In addition to the unfortunate Tekere affair, Mr. Mugabe had had to grapple in recent days with an astonishing and ill-timed outburst by General Walls, the country's former interim military commander. General Walls, who also had been commander of the Rhodesian security forces in the seven-year guerilla war, was a surprise choice -- but a popular one with the whites -- as head of the joint military command when Mr. Mugabe took office in March.
The general's continued presence at the military helm was seen as an important bulwark to white confidence. Then, last month, the general announced that he was quitting as of July 29, claiming that there were no political reasons for his premature retirement.
The task of integrating the three former armies -- the ZANLA guerrillas loyal to Mr. Mugabe, the ZIPRA (Zimbabwe People's Liberation Army) guerrillas of Mr. Nkomo, and the former Rhodesian security forces -- was going sufficiently smoothly for him to retire, General Walls said.
But this week, in BBC television interview and subsequently on Radio South Africa, the general adopted a very different attitude, warning that civil war in Zimbabwe was "a distinct possibility" and that the country would have to go "through the rapids" before it could achieve stability.
On South African television the general added that there was a possibility that majority rule would "fail" in Zimbabwe. The next few months were crucial, he said, pointing out that a great deal could depend on the ZANU-PF party congress, which could be held later in the year.
"Sooner or later Mr. Mugabe has got to show exactly where he stands," General Walls said. "He cannot be with the hares and with the hounds at the same time."
The general admitted, too, that when he learned of the election results he had asked the British prime minister to annul the voting. There had been some "pretty bloody clashes" between the Nkomo and Mugabe guerrillas, he said, resulting in "many deaths."
Not surprisingly, these comments went over very badly with the Zimbabwe prime minister.
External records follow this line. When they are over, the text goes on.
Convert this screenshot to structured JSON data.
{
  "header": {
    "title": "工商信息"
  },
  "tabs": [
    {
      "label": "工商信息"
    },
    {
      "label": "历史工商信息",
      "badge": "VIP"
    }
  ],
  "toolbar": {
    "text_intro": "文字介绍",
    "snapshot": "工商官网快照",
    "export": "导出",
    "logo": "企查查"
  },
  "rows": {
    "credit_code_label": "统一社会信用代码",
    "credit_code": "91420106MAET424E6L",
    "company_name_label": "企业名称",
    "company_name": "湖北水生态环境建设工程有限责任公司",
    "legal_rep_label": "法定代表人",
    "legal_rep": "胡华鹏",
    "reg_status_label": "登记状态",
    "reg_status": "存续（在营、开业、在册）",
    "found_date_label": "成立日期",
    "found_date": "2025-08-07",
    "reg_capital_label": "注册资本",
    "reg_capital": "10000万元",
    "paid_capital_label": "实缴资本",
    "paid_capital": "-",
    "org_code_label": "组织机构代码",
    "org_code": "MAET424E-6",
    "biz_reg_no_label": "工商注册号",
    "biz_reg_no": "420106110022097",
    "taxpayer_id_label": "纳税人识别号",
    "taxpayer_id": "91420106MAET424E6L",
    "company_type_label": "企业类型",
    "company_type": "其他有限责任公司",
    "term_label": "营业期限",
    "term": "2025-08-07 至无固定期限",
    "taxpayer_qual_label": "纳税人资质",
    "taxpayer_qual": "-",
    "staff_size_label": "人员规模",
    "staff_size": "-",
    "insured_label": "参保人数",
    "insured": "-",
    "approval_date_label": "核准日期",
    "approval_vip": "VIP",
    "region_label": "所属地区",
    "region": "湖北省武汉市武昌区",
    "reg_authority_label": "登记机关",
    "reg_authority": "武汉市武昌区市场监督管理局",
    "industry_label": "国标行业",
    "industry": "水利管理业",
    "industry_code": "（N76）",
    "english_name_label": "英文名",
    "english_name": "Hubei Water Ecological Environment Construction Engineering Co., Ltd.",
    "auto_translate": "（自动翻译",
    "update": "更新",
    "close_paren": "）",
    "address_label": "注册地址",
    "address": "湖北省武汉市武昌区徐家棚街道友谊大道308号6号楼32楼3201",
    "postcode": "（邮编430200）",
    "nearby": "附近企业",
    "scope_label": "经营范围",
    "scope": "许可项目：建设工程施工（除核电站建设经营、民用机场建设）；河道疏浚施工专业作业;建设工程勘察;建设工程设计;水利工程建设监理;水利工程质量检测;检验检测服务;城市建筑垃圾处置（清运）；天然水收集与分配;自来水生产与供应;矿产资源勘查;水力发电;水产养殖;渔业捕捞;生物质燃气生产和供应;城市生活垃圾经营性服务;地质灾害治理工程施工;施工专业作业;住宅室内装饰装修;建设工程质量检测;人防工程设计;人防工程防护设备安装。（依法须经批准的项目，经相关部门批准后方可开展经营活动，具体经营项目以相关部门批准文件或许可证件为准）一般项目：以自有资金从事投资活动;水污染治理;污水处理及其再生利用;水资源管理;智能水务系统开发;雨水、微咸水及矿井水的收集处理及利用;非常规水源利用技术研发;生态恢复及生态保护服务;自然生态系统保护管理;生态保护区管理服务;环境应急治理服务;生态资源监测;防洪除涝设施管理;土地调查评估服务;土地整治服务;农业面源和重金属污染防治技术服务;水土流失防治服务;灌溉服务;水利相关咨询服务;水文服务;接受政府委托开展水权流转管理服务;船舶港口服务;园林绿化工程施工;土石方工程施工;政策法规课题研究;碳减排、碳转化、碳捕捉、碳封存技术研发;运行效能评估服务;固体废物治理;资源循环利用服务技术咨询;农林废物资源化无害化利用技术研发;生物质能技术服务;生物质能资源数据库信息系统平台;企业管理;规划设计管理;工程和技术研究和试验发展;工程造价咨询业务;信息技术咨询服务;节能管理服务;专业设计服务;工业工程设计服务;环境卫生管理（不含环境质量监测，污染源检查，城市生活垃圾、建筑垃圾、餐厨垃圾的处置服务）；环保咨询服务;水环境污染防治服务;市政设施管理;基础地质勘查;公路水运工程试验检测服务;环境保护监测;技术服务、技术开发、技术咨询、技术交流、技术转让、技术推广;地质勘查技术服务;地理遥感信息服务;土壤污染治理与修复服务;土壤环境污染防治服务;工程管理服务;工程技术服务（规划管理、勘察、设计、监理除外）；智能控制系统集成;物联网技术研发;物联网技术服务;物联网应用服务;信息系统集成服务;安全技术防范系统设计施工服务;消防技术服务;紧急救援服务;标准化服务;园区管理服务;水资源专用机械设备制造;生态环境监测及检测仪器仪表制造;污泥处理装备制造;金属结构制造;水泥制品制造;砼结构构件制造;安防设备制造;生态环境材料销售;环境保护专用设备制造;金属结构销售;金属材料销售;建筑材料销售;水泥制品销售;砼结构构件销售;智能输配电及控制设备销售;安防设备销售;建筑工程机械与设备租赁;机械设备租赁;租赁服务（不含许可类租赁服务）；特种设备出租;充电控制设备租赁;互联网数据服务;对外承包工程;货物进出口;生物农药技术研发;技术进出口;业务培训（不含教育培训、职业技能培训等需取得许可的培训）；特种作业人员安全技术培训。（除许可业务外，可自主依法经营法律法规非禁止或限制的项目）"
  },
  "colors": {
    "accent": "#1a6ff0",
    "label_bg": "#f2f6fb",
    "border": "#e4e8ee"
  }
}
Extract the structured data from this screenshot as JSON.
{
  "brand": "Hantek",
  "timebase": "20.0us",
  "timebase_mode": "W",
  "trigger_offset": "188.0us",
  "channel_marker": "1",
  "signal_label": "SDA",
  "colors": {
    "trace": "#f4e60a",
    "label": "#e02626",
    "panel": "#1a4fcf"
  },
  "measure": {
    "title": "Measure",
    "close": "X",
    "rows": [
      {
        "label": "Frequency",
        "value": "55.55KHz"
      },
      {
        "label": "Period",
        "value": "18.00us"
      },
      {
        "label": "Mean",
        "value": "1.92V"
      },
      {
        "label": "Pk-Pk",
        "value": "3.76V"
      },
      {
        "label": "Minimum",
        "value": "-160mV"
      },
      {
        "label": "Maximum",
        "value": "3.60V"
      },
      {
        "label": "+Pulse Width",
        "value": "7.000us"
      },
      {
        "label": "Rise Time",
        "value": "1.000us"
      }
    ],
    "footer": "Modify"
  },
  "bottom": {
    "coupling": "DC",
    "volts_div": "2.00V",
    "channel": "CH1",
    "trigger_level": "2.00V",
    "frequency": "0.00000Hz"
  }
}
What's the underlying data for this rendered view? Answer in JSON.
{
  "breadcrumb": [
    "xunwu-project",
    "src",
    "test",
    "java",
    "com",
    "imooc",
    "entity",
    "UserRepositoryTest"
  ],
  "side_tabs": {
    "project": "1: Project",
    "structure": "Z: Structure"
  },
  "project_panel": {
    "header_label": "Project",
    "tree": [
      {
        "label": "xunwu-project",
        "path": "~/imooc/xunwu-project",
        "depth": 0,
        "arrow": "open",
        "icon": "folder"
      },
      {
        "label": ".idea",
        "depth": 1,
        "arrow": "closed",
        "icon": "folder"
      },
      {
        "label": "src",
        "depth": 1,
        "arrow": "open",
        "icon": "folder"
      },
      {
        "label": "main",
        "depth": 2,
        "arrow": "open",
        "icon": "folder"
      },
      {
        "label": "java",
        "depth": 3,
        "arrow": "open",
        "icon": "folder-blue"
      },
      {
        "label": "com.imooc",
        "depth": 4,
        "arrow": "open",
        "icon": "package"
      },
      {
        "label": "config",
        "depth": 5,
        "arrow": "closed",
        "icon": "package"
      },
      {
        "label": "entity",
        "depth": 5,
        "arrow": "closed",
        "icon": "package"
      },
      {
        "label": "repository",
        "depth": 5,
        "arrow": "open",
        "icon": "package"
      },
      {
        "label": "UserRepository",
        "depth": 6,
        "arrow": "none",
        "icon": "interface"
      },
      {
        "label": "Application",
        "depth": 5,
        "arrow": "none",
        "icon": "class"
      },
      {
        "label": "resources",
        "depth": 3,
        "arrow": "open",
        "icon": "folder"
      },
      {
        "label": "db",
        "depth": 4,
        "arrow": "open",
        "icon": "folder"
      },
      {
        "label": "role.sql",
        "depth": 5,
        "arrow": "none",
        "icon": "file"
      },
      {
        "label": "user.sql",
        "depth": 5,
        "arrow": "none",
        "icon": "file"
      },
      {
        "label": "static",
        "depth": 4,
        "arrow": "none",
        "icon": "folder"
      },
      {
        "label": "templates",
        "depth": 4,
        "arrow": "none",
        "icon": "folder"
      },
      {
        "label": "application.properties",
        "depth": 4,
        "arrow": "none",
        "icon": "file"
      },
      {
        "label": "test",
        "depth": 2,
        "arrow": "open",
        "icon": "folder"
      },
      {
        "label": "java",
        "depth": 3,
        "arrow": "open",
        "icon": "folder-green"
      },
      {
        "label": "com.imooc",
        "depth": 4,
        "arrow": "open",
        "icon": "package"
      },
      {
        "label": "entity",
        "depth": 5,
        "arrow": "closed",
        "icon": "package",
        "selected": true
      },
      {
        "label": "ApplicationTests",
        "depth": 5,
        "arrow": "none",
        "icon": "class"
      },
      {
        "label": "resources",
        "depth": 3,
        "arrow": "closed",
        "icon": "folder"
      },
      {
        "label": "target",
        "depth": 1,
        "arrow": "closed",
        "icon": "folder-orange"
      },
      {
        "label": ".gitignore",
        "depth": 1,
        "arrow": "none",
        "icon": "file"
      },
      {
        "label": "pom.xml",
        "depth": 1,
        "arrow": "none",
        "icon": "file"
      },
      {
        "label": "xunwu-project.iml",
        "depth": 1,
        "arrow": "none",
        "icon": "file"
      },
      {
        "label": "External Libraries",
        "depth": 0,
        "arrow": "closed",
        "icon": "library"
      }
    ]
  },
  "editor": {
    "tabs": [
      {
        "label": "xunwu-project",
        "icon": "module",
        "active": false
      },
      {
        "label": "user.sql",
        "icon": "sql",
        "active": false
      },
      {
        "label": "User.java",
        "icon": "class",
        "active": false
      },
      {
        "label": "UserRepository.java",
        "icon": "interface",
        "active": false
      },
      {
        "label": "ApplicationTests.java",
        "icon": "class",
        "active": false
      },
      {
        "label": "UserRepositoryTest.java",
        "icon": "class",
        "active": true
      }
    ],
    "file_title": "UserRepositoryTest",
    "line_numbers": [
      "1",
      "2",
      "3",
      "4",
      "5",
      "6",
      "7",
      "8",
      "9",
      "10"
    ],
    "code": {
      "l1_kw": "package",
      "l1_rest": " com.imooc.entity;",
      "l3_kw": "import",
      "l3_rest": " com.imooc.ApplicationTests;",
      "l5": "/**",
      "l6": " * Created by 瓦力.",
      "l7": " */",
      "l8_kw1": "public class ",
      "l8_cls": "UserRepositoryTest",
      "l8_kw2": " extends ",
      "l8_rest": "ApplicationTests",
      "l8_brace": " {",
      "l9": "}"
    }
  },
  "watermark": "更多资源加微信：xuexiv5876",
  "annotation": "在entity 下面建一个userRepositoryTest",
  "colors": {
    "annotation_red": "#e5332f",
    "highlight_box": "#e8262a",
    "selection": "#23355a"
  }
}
Mr. Mugabe was reportedly "dismayed" and "upset" at the general's statments. More important, probably, is their impact on two considerations that are increasingly vital tot he country's economic prospects.
The first is how the whites will react to the general's gloomy assessment of the political future. The second is what impact will his comments have on international investment interest in Zimbabwe.
The immediate reaction is that his statements are likely to have had a negative effect both on white morale on investor sentiment. This is a great pity, as Mr. Mugabe's first budget, presented to Parliament late last month, went some way toward rehabilitating business confidence.
Precisely why General Walls decided to give vent to his personal feelings since his resignation remains unclear. The effects have been anything but helpful to the cause of moderation which he claims to support.
A further worrying aspect for Mr. Mugabe and for all concerned about the stability of Zimbabwe high court judge in which Mr. Tekere was seeking bail.
Judge Tony Smith said in his judgment refusing bail to the minister of manpower planning and development that the prosecution opposed bail because "there are various places in the country to which the police did not have free access because the persons in control would not allow it." This apparently is a reference to guerrilla assembly camps, in which the ex-guerrillas are in control.